■ Work required
Print the records again, matching each line exactly.

(Excerpts from an interface dataset)

┌──

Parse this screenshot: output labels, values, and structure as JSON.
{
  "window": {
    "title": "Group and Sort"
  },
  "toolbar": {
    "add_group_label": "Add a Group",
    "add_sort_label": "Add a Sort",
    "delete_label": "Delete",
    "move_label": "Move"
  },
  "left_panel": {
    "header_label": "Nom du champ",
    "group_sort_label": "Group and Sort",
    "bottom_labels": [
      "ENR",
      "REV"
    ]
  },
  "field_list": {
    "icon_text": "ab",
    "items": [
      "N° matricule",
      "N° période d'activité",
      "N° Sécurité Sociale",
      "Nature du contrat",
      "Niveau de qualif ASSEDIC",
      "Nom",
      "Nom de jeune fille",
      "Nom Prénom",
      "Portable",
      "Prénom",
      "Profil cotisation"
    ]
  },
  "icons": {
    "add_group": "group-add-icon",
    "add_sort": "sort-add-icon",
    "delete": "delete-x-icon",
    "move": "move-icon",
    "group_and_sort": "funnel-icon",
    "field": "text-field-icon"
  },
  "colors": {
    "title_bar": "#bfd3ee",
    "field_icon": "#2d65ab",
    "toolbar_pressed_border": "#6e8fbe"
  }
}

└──

■ Written reply
Parse this screenshot: output labels, values, and structure as JSON.
{
  "window": {
    "title": "Group and Sort"
  },
  "toolbar": {
    "add_group_label": "Add a Group",
    "add_sort_label": "Add a Sort",
    "delete_label": "Delete",
    "move_label": "Move"
  },
  "left_panel": {
    "header_label": "Nom du champ",
    "group_sort_label": "Group and Sort",
    "bottom_labels": [
      "ENR",
      "REV"
    ]
  },
  "field_list": {
    "icon_text": "ab",
    "items": [
      "N° matricule",
      "N° période d'activité",
      "N° Sécurité Sociale",
      "Nature du contrat",
      "Niveau de qualif ASSEDIC",
      "Nom",
      "Nom de jeune fille",
      "Nom Prénom",
      "Portable",
      "Prénom",
      "Profil cotisation"
    ]
  },
  "icons": {
    "add_group": "group-add-icon",
    "add_sort": "sort-add-icon",
    "delete": "delete-x-icon",
    "move": "move-icon",
    "group_and_sort": "funnel-icon",
    "field": "text-field-icon"
  },
  "colors": {
    "title_bar": "#bfd3ee",
    "field_icon": "#2d65ab",
    "toolbar_pressed_border": "#6e8fbe"
  }
}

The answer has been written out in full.